But even the old standard dishes at lunch are likely to have a new look. Rabbit in mustard sauce is usually no more to see than a boney beige stew, but here it is a fan of off-white slices centered on one bone-in piece, so pretty that you pause to appreciate it, and in doing so inhale a wonderful aroma of Dijon mustard and mushrooms. In general, lunch dishes are familiar, but with a subtly new touch: kidneys cooked rare and scented with fresh basil, grouper with chopped fresh tomatoes, nice without being important news.

At dinner, however, salmon scallops are rolled around shrimp mousse and arranged as spokes with a hub of chopped tomato and mussels, interspersed with buttery vegetable shreds and bathed with a white wine sauce and a touch of mint. As "panache de poissons," five small filets of fish, each a different color and shape, are arranged on a pool of two sauces, one a nantua and one a cream. This time the vegetable garnishes are carved into tiny batons. Lobster one day was sliced into medallions and alternated with slices of zucchini and mushroom, then returned to a bed of mushrooms in its shell.

Meat courses are no less gorgeous, whether rare lamb slices in pungent garlic sauce or pale sliced pork loin. With meat courses come vegetable garnishes that are stunners: mushroom bottoms filled with liver pate, eggplant and sweet red peppers; tiny turnip cups brimming with carrot puree; artichoke bottoms with cooked celery and tomato; a mold of spinach with a heart of pimiento.

There are some faults: a starchy undertone in the cream sauce; dust-dry overcooked pork; oversalting, particularly in the brown sauces (a common error among fresh-from-France chefs). But the vast majority of the dishes I have tasted have been both intriguing and exceptionally good; in fact, most of the flaws turned up one evening's visit. This seemed a better sign than having them spread consistently through my several visits.

One look at the menu tells you where the chef's heart must lie -- among the appetizers. They rightly dominate the menu. Mousseline de crevettes, a glossy slice of cloud made from shrimp, outshines its nantua sauce, but also outshines any seafood pate, terrine or mousse you are likely to have tasted unless you have led a very lucky life. Rabbit pate is light and suave, with herbs that hint of a nearby garden. Sweetbreads are also molded into a pate, but wrapped in a crust, and they are lavishly larded with chunks of fresh foie gras and bits of truffle, garnished with a salad of sliced raw mushrooms and walnuts. Pain de homard, a lobster pate, is beautifully rosy and subtly scented with lobster, a lovely first course even if slightly too starchy and heavy.

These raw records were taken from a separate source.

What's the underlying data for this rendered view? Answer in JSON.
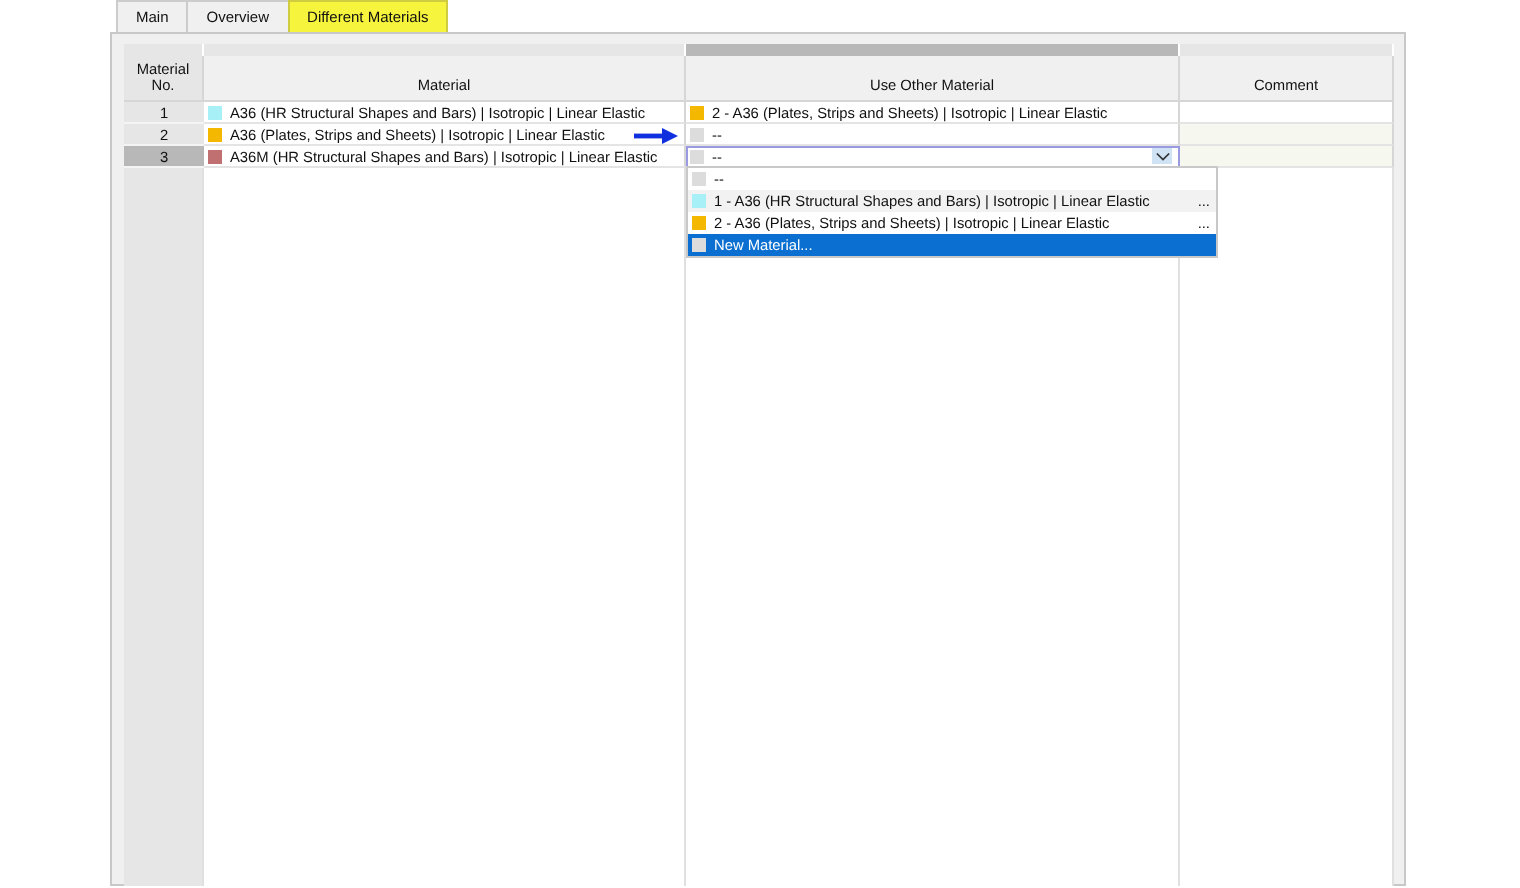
{
  "tabs": [
    {
      "label": "Main",
      "selected": false
    },
    {
      "label": "Overview",
      "selected": false
    },
    {
      "label": "Different Materials",
      "selected": true
    }
  ],
  "table": {
    "columns": [
      "Material\nNo.",
      "Material",
      "Use Other Material",
      "Comment"
    ],
    "rows": [
      {
        "no": "1",
        "selected": false,
        "material": {
          "color": "#a8f0f8",
          "text": "A36 (HR Structural Shapes and Bars) | Isotropic | Linear Elastic"
        },
        "other": {
          "color": "#f5b800",
          "text": "2 - A36 (Plates, Strips and Sheets) | Isotropic | Linear Elastic"
        },
        "arrow": false,
        "editing": false
      },
      {
        "no": "2",
        "selected": false,
        "material": {
          "color": "#f5b800",
          "text": "A36 (Plates, Strips and Sheets) | Isotropic | Linear Elastic"
        },
        "other": {
          "color": "#dcdcdc",
          "text": "--"
        },
        "arrow": true,
        "editing": false
      },
      {
        "no": "3",
        "selected": true,
        "material": {
          "color": "#c07070",
          "text": "A36M (HR Structural Shapes and Bars) | Isotropic | Linear Elastic"
        },
        "other": {
          "color": "#dcdcdc",
          "text": "--"
        },
        "arrow": false,
        "editing": true
      }
    ]
  },
  "dropdown": {
    "options": [
      {
        "color": "#dcdcdc",
        "text": "--",
        "selected": false
      },
      {
        "color": "#a8f0f8",
        "text": "1 - A36 (HR Structural Shapes and Bars) | Isotropic | Linear Elastic",
        "more": "...",
        "selected": false
      },
      {
        "color": "#f5b800",
        "text": "2 - A36 (Plates, Strips and Sheets) | Isotropic | Linear Elastic",
        "more": "...",
        "selected": false
      },
      {
        "color": "#dcdcdc",
        "text": "New Material...",
        "selected": true
      }
    ]
  }
}
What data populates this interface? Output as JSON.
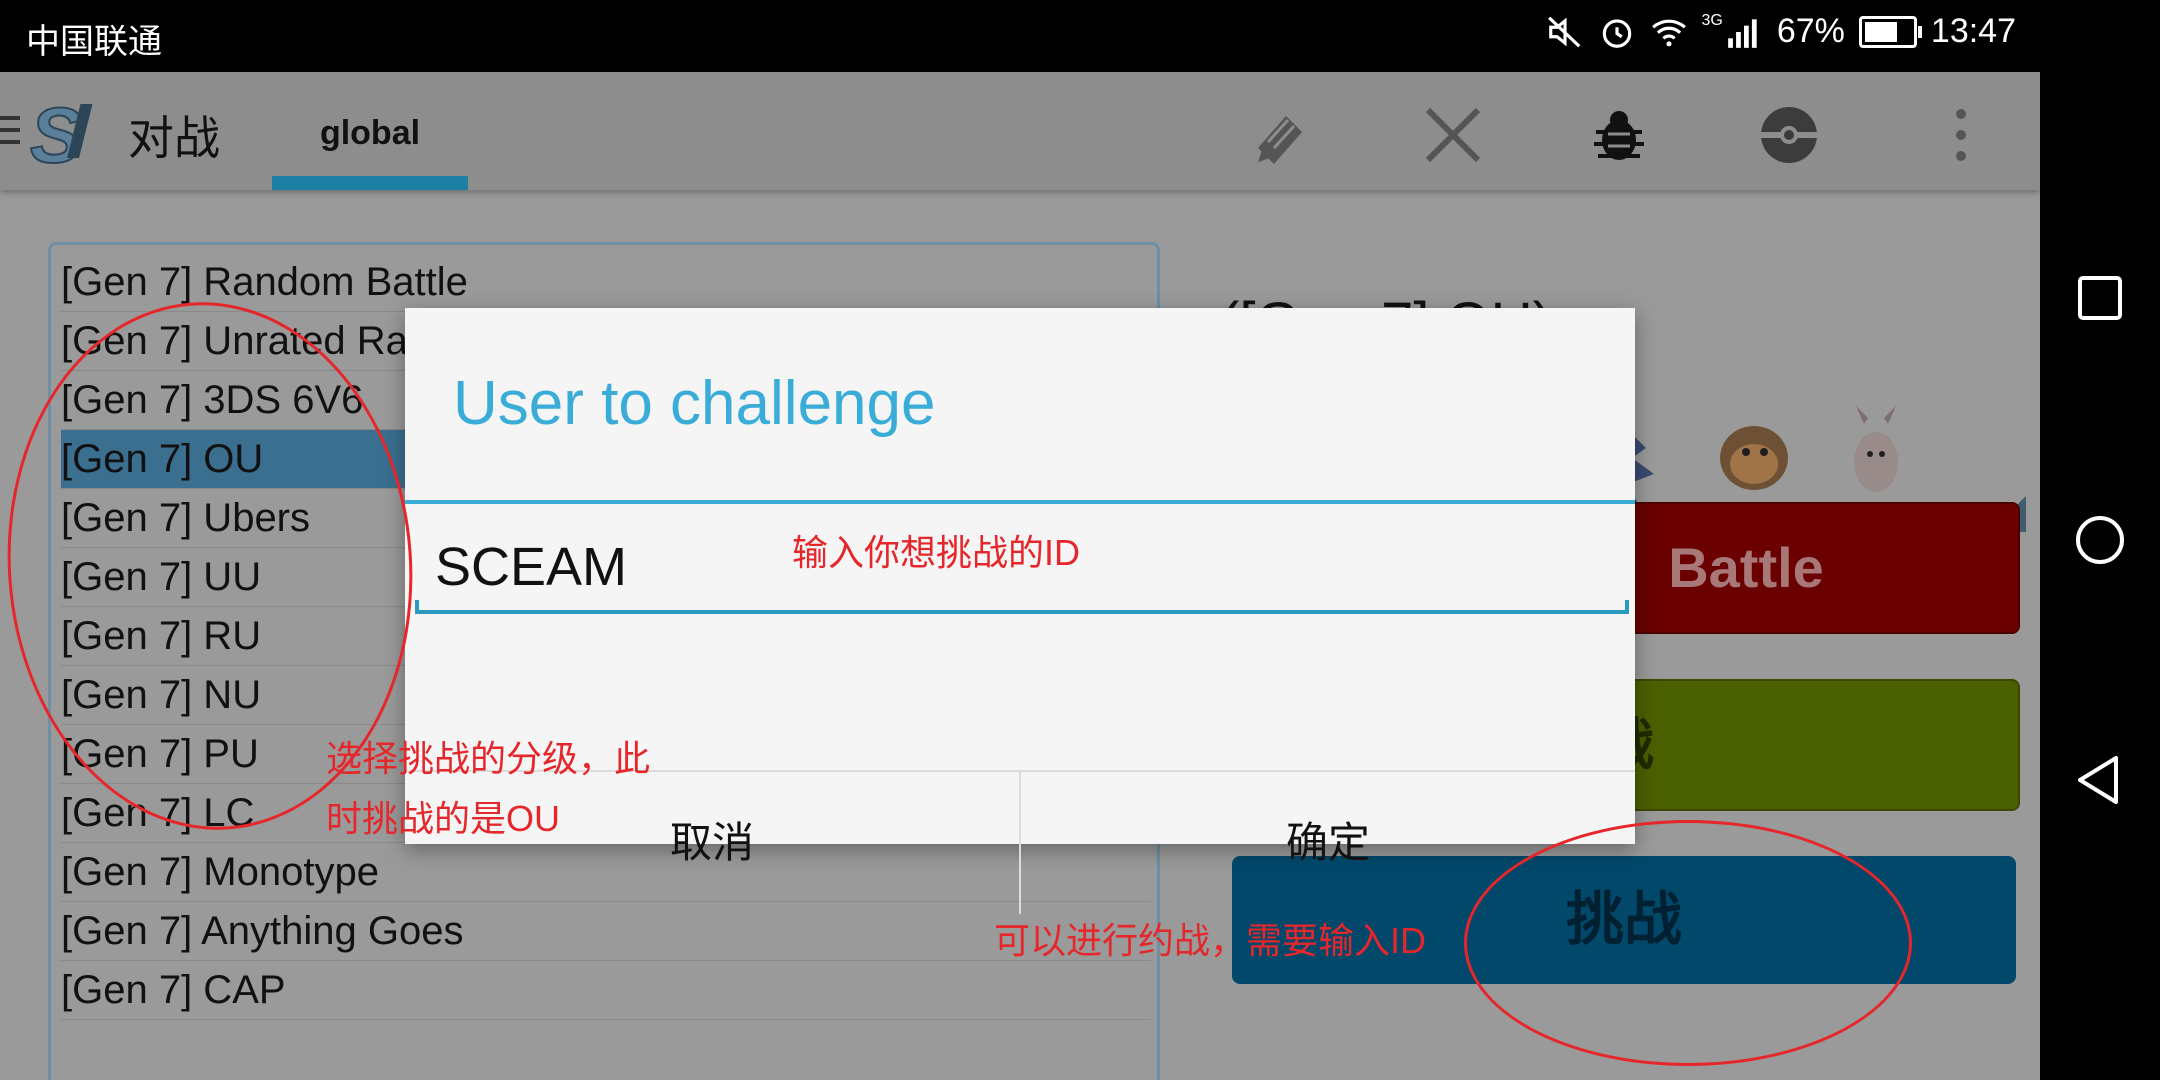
{
  "status_bar": {
    "carrier": "中国联通",
    "network": "3G",
    "battery": "67%",
    "time": "13:47",
    "battery_level": 0.67
  },
  "app_bar": {
    "title": "对战",
    "tab": "global",
    "icons": [
      "edit-icon",
      "close-icon",
      "bug-icon",
      "pokeball-icon",
      "more-vert-icon"
    ]
  },
  "formats": [
    "[Gen 7] Random Battle",
    "[Gen 7] Unrated Ra",
    "[Gen 7] 3DS 6V6",
    "[Gen 7] OU",
    "[Gen 7] Ubers",
    "[Gen 7] UU",
    "[Gen 7] RU",
    "[Gen 7] NU",
    "[Gen 7] PU",
    "[Gen 7] LC",
    "[Gen 7] Monotype",
    "[Gen 7] Anything Goes",
    "[Gen 7] CAP"
  ],
  "selected_format": "[Gen 7] OU",
  "team": {
    "title": "([Gen 7] OU)"
  },
  "buttons": {
    "battle": "Battle",
    "green": "战",
    "challenge": "挑战"
  },
  "dialog": {
    "title": "User to challenge",
    "input_value": "SCEAM",
    "cancel": "取消",
    "ok": "确定"
  },
  "annotations": {
    "input_hint": "输入你想挑战的ID",
    "format_hint_line1": "选择挑战的分级，此",
    "format_hint_line2": "时挑战的是OU",
    "challenge_hint": "可以进行约战，需要输入ID"
  },
  "colors": {
    "accent": "#39acd8",
    "annotation": "#e5262a",
    "challenge_button": "#02486b",
    "battle_button": "#6a0000"
  }
}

These first courses are presented as whole still lifes, ringed with shreds of well-dressed raw spinach and balanced with some raw vegetable salad, perhaps cauliflower if not mushroom. The ingredients for the pates and mousses are luxuriant -- truffles and goose liver -- or surprising -- oyster pate, for instance. And except for too heavy a panade or an occasional bitter undertone, they are exceptional endeavors.

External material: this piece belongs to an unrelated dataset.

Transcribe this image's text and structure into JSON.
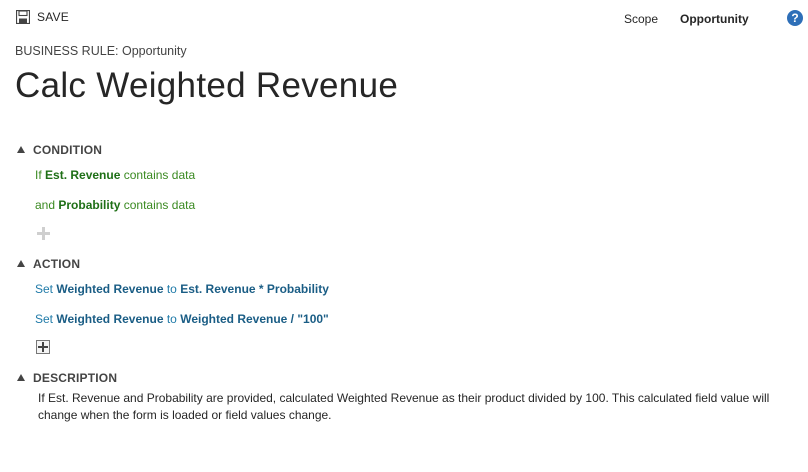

Desserts are also ambitious -- a trolley of high and handsome whipped cream and chocolate cakes, fruity and buttery tarts and highly perfumed fruit sherbets. They lack the finesse of the preceding courses, but they are nevertheless good; the one that best suits the style is a platter of sherbets and fruits arranged on a ruby red sauce.

Perfection? No Excitement? Yes. And the way to enjoy it fully is with a $40 menu degustation, a tasting of six courses (the fourth a delightful grapefruit sherbet to refresh the palate) displaying a full parade of the chef's prides. Be warned, though, that if some rather than all the people at a table order this six-course menu, the others will have to wait through the extra courses. The waiter will happily bring forks if your neighbor is willing to share the extra dishes, but this food brings out the protective instincts in a diner. So don't count on it.